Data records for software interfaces
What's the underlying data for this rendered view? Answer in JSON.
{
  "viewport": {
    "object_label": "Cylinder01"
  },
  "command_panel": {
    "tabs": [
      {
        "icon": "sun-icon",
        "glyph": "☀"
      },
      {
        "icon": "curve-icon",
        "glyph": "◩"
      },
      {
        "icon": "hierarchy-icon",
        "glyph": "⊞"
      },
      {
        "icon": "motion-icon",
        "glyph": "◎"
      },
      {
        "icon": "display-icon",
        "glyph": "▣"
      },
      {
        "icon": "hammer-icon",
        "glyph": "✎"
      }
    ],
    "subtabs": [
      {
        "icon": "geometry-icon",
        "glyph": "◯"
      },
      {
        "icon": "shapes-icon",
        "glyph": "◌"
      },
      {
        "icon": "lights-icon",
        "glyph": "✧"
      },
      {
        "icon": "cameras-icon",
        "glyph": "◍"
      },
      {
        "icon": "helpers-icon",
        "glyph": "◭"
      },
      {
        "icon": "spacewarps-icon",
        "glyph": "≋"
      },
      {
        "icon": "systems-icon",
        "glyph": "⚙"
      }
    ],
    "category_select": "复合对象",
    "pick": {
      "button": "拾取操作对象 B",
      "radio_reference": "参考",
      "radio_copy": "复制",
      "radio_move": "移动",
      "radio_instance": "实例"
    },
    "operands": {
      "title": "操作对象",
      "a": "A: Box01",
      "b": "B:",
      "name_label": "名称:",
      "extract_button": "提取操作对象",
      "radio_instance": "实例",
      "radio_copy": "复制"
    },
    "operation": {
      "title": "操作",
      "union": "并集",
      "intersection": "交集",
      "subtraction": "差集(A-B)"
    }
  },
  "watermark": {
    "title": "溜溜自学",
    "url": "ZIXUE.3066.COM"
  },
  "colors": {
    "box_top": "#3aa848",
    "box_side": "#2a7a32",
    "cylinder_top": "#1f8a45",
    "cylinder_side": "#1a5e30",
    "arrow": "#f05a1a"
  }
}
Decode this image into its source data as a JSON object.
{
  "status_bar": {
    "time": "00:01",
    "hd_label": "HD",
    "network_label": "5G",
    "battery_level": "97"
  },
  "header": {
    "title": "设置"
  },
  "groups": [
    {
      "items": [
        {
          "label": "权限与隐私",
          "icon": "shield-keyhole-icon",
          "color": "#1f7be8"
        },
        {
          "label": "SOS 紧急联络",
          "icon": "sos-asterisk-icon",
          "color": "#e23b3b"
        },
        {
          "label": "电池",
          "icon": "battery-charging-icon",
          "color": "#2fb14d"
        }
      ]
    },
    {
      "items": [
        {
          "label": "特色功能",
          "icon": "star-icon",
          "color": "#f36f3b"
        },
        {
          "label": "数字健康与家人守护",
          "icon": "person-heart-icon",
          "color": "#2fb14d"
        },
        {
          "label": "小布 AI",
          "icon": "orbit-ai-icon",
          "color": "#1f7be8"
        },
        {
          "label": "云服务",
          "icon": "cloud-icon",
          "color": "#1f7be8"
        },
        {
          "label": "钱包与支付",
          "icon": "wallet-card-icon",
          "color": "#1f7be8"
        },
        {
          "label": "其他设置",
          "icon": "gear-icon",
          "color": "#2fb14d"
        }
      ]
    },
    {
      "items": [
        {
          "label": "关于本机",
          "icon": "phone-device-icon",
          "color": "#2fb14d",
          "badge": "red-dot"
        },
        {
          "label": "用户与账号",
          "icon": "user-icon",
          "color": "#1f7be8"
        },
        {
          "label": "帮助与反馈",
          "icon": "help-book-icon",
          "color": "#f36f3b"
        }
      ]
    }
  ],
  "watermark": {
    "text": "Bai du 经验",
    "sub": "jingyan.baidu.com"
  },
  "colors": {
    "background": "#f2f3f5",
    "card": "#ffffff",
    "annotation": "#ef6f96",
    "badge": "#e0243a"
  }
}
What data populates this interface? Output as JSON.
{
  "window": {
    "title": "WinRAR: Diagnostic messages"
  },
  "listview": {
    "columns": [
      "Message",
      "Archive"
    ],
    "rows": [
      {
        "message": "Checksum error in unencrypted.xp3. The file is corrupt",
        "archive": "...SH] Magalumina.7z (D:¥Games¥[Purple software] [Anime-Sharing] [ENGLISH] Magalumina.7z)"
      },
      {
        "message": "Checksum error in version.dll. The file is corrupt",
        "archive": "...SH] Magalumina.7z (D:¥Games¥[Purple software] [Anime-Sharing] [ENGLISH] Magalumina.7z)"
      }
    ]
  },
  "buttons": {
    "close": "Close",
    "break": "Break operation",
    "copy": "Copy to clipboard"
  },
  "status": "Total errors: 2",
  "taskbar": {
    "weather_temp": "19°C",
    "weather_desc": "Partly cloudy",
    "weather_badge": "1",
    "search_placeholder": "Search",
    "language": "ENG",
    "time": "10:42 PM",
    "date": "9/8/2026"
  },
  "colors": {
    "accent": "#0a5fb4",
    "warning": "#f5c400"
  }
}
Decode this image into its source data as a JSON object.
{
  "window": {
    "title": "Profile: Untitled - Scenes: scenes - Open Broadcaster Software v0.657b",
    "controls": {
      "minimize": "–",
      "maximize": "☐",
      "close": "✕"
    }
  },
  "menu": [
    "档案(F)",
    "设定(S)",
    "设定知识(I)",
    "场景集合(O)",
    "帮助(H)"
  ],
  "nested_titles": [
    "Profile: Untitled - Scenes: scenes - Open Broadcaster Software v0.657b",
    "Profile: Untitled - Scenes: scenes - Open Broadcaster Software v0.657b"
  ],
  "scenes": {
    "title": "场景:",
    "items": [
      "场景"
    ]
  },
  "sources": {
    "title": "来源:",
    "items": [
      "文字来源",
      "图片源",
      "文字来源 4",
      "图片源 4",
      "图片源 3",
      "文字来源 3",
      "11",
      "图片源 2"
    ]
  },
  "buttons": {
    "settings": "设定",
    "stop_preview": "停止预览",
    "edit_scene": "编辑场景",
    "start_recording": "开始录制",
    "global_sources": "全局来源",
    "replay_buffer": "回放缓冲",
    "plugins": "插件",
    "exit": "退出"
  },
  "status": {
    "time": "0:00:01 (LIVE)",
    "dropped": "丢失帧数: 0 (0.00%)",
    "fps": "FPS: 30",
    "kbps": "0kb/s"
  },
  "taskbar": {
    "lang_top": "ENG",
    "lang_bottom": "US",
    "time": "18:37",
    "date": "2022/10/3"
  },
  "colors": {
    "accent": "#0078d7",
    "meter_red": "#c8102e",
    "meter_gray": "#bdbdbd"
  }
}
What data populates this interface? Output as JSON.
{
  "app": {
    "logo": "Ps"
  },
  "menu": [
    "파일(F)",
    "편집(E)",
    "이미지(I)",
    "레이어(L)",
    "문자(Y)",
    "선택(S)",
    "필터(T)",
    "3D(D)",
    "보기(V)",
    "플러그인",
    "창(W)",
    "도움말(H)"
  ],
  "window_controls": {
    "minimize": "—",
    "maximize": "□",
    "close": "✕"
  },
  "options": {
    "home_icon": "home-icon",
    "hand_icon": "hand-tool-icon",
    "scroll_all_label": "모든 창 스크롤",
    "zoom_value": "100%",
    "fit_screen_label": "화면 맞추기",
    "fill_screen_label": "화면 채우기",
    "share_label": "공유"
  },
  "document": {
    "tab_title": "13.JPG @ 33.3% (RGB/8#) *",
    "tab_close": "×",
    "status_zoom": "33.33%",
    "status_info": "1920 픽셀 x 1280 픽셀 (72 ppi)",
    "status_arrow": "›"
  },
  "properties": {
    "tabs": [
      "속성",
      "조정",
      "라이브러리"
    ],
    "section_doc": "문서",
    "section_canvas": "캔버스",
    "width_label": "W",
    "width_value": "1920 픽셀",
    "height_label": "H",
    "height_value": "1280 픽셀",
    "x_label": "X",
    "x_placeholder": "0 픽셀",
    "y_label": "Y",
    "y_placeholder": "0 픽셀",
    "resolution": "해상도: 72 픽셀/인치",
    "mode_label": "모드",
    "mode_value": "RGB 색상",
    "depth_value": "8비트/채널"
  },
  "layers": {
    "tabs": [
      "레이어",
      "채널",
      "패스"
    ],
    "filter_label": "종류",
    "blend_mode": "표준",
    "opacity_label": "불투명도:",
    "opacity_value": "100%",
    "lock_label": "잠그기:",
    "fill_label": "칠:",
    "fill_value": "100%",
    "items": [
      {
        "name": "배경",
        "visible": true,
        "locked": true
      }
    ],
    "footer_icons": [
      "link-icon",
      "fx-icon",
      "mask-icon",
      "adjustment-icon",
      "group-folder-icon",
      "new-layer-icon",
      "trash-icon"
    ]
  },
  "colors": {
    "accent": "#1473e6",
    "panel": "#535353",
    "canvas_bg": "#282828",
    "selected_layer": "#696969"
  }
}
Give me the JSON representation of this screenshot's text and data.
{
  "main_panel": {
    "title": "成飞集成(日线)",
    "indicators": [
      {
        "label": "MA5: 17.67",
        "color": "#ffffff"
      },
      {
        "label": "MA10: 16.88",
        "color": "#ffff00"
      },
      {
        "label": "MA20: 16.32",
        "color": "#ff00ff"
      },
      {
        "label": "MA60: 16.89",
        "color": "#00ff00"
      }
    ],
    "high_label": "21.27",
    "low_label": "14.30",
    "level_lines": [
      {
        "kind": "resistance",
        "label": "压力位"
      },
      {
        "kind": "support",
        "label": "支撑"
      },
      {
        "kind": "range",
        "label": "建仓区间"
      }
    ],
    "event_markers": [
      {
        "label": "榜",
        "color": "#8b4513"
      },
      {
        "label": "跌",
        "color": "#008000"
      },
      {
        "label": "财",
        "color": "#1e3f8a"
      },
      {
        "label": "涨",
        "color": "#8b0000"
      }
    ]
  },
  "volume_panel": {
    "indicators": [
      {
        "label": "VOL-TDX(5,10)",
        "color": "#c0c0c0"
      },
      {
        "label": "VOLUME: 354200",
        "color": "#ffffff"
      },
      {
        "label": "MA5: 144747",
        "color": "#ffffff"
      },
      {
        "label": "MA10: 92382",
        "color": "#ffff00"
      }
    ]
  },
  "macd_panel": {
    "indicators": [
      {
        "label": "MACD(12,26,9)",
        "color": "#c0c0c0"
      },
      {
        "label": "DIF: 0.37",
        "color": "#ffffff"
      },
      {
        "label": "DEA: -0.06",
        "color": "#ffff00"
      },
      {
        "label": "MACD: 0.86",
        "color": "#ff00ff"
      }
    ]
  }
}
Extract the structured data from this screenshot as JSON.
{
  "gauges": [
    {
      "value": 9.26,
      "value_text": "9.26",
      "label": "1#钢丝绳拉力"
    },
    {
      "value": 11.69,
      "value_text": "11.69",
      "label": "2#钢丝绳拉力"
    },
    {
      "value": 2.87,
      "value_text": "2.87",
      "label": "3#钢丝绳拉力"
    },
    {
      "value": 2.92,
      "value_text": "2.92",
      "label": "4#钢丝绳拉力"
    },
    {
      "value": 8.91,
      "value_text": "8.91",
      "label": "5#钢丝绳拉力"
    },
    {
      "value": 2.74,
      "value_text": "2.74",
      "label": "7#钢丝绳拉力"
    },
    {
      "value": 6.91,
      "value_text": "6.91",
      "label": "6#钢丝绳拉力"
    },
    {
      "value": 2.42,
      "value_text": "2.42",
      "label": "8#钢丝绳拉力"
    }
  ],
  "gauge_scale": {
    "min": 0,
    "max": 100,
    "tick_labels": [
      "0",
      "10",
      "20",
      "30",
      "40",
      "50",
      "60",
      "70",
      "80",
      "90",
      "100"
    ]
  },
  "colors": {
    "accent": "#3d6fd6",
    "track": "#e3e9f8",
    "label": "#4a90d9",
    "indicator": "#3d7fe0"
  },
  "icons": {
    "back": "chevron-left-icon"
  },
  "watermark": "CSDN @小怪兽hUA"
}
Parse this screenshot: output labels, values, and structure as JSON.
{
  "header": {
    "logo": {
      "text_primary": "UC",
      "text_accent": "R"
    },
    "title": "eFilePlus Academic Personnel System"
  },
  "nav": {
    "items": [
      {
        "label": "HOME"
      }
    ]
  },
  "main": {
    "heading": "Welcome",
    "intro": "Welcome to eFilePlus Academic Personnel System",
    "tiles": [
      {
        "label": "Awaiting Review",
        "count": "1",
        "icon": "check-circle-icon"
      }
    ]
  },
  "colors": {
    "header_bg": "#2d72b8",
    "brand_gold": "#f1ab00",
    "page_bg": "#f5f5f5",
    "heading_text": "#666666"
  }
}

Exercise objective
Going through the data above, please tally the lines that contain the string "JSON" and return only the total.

Your response
8